THE Director of Public Prosecutions has defended the decision to prosecute former Commons’ deputy speaker Nigel Evans over a string of sex offence charges, saying victims of such offences do not always consider themselves victims.
Alison Saunders defended the Crown Prosecution Service’s handling of the case against the Conservative MP for Ribble Valley after a jury unanimously cleared him of nine sexual allegations, including one of rape.
His trial had heard that three of his seven alleged victims did not consider an offence had been committed against them, a fourth “had a bit of a giggle” about Mr Evans’ supposed sexual assault on him, while a fifth man wanted to withdraw his allegation as he did not want the MP to be questioned about “a drunken misunderstanding”.
Fellow MPs flocked to his defence following the verdict, and called for the CPS to face serious questions over their handling of the case.
Ms Saunders defended the decision to prosecute the case, saying the CPS did not take “weak” cases.
She said decisions to prosecute are normally based on police documents and video interviews, saying “evidence is tested in court in a way in which we are not able to when we make our decision”.
She continued: “Also what we do know, and there is evidence from Barnardos and others that shows this, is that victims themselves may not always think of themselves as victims, it rather depends on the relationship they are in with their alleged abusers, so if someone is in a position of power, or perhaps we have seen it in grooming cases where victims think they are not victims because their abusers love them and take care of them.
“So I think we should be very careful just to say ‘people don’t think they are victims and therefore they are not’.”
Mr Evans, 56, said during his trial he had been the victim of a “Machiavellian” plot against him.
Former shadow home secretary and East Yorkshire MP David Davis called for the practice of using lesser charges to “reinforce” a more serious one to be looked at, and called for the Attorney General to review the issue urgently.
Conservative former prisons minister Crispin Blunt said the prosecution had been “artificial”.
Meanwhile Conservative MPs are to be given a new code of conduct setting out guidelines on how they should treat staff working in their offices.
Release of the code was held back until after the end of Nigel Evans’ trial to ensure there was no risk of prejudice. The Conservatives said the code, which is being issued on a voluntary basis, was “a basic statement of what should be best practice in the workplace” for Tory MPs and their staff.
The new code is being sent out as a Channel 4 News investigation claimed there was a prevailing “climate of sexual harassment” in Parliament.

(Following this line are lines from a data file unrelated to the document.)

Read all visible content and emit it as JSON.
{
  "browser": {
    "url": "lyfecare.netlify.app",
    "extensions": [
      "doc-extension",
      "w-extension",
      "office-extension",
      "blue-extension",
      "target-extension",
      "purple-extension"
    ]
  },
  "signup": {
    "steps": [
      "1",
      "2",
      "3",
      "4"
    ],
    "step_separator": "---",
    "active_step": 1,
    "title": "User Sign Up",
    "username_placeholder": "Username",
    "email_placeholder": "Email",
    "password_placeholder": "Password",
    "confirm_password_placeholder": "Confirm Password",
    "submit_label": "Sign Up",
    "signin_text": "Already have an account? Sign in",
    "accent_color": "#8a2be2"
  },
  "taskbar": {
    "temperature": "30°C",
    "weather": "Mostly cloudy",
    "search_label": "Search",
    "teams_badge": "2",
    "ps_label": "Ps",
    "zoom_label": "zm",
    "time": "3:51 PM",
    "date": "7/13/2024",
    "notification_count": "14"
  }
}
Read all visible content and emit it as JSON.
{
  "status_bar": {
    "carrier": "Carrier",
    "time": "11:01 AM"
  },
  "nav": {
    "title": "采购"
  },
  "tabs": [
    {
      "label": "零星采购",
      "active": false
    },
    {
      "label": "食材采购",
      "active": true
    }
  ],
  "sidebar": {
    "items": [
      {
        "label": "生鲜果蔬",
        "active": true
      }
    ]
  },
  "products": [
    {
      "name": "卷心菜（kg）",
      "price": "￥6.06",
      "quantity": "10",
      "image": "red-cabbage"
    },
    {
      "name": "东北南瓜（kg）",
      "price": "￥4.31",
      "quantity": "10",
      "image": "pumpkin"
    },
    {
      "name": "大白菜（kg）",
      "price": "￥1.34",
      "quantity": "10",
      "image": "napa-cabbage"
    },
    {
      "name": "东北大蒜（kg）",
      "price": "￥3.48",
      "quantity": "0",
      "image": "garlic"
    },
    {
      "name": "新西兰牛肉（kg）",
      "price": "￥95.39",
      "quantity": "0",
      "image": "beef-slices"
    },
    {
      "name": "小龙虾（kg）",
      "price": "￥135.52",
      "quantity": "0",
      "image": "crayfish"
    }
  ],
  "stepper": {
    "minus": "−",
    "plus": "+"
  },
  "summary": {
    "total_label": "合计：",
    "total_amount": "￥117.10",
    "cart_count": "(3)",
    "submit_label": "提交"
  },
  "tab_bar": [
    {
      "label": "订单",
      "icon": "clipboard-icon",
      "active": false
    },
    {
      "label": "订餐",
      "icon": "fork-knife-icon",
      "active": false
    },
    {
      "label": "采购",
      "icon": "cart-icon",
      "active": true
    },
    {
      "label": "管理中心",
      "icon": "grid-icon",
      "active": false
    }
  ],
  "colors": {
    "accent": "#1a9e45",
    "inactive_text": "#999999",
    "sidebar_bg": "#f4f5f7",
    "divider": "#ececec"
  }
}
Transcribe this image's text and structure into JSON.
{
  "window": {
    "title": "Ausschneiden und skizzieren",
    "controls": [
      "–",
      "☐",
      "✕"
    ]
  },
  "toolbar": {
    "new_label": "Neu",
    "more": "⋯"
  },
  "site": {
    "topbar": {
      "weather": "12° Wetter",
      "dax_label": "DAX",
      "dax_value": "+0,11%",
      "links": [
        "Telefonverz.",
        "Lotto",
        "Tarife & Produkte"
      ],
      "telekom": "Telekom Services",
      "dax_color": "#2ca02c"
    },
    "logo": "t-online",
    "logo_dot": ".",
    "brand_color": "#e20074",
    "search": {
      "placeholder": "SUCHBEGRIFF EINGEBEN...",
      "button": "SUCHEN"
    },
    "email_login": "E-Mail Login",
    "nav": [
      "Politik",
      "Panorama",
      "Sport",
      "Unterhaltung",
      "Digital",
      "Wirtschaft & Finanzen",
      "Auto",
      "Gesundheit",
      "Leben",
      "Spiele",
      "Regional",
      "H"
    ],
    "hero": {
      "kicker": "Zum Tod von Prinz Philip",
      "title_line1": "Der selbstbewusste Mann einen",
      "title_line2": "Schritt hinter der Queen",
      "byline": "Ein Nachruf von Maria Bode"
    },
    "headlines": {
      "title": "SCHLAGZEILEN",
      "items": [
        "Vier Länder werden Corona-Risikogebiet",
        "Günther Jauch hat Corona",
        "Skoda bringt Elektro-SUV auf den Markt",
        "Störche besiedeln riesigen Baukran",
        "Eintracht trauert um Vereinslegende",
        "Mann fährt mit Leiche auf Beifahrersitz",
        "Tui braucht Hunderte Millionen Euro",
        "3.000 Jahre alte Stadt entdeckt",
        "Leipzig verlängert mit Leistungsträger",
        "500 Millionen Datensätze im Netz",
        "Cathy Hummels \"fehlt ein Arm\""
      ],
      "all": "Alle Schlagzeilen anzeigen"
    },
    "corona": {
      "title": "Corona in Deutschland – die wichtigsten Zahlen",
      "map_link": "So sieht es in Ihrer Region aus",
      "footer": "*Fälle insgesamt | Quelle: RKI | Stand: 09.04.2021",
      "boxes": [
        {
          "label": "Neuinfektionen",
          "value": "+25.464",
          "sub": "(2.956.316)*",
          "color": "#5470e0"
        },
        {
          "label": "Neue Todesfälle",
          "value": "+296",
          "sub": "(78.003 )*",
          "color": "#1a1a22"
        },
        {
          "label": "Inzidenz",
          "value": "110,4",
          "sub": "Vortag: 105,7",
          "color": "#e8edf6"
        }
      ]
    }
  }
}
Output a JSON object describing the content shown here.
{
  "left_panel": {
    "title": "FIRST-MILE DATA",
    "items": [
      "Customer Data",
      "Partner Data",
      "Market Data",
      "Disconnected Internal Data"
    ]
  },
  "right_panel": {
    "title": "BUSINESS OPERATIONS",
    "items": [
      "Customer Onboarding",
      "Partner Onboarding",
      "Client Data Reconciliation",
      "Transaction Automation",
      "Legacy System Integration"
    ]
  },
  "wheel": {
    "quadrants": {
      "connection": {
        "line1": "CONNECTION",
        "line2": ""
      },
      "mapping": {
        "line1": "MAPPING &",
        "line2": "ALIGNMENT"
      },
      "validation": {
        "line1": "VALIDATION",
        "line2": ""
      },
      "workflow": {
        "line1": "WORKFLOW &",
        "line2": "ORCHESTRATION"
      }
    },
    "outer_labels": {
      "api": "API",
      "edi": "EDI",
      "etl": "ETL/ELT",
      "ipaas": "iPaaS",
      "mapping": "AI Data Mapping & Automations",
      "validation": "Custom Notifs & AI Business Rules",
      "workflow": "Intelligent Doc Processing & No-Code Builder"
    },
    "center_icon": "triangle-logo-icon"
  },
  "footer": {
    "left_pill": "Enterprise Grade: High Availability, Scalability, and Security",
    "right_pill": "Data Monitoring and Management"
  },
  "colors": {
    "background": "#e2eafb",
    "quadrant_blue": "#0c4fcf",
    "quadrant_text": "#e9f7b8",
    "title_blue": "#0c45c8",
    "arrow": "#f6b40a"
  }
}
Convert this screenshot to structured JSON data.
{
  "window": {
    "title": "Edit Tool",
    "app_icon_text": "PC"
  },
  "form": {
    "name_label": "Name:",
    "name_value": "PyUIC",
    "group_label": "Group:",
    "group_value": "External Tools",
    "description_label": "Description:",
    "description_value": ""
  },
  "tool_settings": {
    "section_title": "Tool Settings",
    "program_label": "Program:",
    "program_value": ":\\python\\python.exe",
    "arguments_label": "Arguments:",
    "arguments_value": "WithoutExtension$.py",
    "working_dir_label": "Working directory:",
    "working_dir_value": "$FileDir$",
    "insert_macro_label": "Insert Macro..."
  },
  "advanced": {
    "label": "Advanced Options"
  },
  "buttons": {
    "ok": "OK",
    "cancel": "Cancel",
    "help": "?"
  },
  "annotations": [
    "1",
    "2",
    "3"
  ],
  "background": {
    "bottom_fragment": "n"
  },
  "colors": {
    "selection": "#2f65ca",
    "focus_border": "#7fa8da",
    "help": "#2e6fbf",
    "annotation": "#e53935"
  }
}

Its investigation - which involved interviewing 70 people from “all political parties and sexual orientations” - had found sexual harassment and abuse of power in Parliament was commonplace.
It said young men were more likely to be sexually harassed than women, with 40 per cent of the men interviewed saying they had received unwanted sexual advances.
Commons Speaker John Bercow said bullying and harassment was “completely unacceptable” and that he would now look into whether procedures in Parliament were in need of reform.